Outside the Morea, we know of only two Moreote archons: Matthaios Asan, kefali of Corinth who surrendered Corinth and arranged for the surrender of Mistra, was given Ainos, and a military command in Mehmed's Bosnian campaign. His brother-in-law Demetrios Palaiologos, former Despot of the Morea, was given Imbros and Lemnos, and half of the income from Thasos and Samothraki -- a total of 300,000 aspers annually, plus another 100,000 aspers from Mehmed's treasury.

Barbarigo calls the men on his lists stratioti, and says that their support will guarantee Moreote support for the Venetian effort. Since he calls them both kapetanioi, and stratioti, it is not clear what he understands by stratioti. Twenty years later, stratioti had become the general term for Greek and Albanian horsemen on contract and their leaders provisionati but within the Byzantine system, stratiotai were the men who held pronias, or what the Venetians called provisioni
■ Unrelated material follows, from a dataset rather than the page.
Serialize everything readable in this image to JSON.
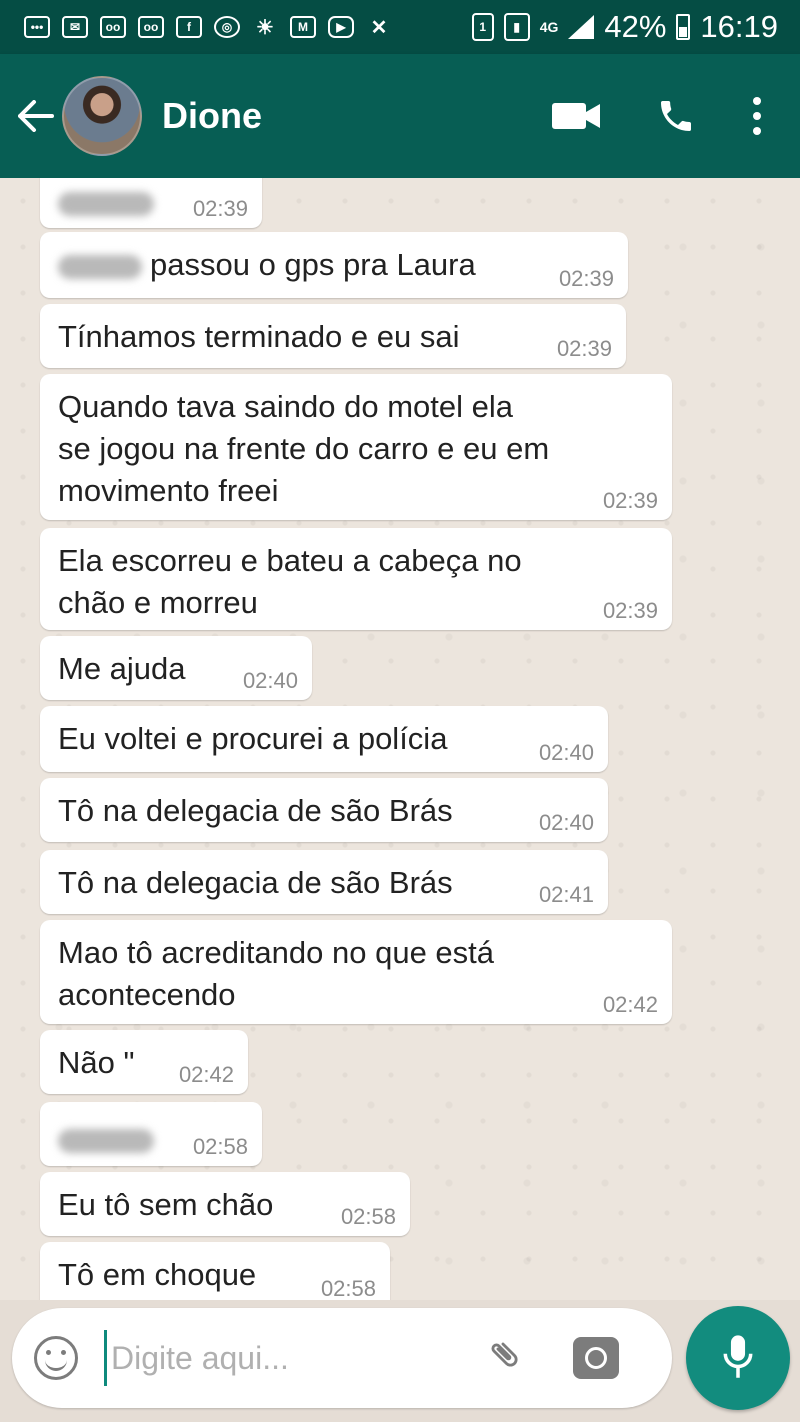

What we see is a certain number of large families – Kladas, Bua, Rallis – who formerly had authority over large areas of land and taxpayers and troops, continuing within the Venetian system where they primarily commanded bands of troops. This was wartime and the land they had previously held was for the most part changing back and forth between Venetian and Ottoman control. Most of the land in the small Venetian territories -- Methoni, Koroni, Nauplion, Monemvasia -- was rented out for growth of cash crops. Some was used as payment for for stratioti where they farmed and kept their horses -- they were responsible for their own food supplies and equipment. Thus a small number of the landholding class became a professional salaried military class within the Venetian system. With the Ventian conquests early in the war, a few kapetanioi had taken over control of various areas. Manuel Rallis, followed by his son Michaeli, had taken over Chlemoutsi and Clarentza which had formerly been under the control of George and John Rallis, their relatives and first-cousins of the despots. The more specific records are of landholdings in Mani.

After the Kladas revolt, with no war at hand, the Venetians had to keep the kapetanioi pacified. This is illustrated over and over in the letters of Bartolomeo Minio who reports his helplessness when kapetanioi seized extra land they were not supposed to have, and then refused to pay taxes. The kapetanioi continued the anarchic tradition of the archons but they still needed cash and a protective umbrella. That is what they kept saying – they wanted to be under the shade of Venice, but they really wanted to do what they wanted to do when they wanted to do it. Similar pacification of certain Cretan archons, such as the Kalergis family, had been necessary for two hundred years.